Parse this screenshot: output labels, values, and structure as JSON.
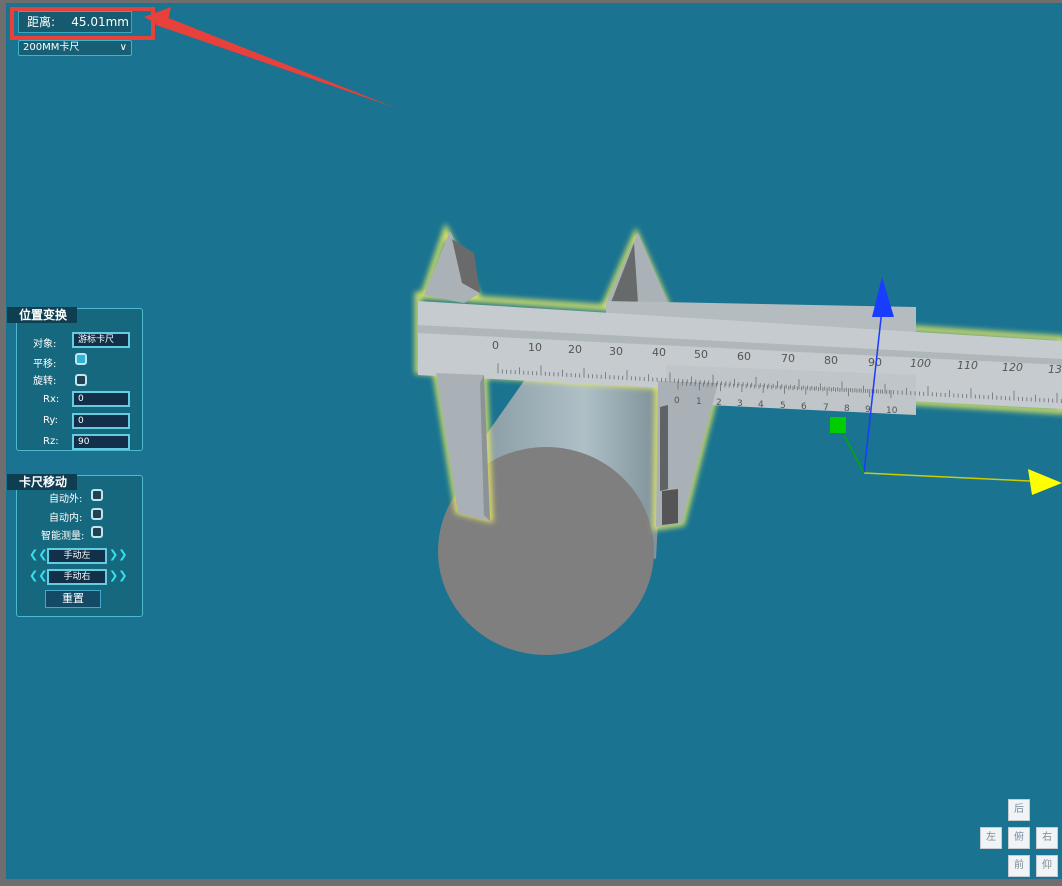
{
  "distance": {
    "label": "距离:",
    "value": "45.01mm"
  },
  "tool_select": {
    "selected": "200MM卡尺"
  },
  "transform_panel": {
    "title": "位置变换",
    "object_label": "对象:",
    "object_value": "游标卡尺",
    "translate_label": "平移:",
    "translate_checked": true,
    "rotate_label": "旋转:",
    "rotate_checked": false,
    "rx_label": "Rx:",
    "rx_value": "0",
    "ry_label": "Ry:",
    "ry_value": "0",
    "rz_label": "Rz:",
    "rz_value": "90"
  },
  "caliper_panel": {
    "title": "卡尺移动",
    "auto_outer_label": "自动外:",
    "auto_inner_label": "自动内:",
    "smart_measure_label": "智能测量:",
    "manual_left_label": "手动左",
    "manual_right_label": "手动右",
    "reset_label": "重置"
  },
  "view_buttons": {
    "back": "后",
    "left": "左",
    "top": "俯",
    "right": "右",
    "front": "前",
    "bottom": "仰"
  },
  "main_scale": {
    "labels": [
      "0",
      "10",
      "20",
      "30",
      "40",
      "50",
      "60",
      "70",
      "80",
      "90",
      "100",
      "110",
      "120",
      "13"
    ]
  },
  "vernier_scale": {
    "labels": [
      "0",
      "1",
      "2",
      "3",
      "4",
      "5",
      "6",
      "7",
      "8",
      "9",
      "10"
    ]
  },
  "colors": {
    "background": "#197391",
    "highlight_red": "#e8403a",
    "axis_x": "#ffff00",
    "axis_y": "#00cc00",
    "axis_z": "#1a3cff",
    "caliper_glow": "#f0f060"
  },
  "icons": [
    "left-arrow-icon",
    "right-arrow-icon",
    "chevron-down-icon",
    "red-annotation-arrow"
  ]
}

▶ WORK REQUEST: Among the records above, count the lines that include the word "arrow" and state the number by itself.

▶ ANSWER TO THIS EXERCISE: 3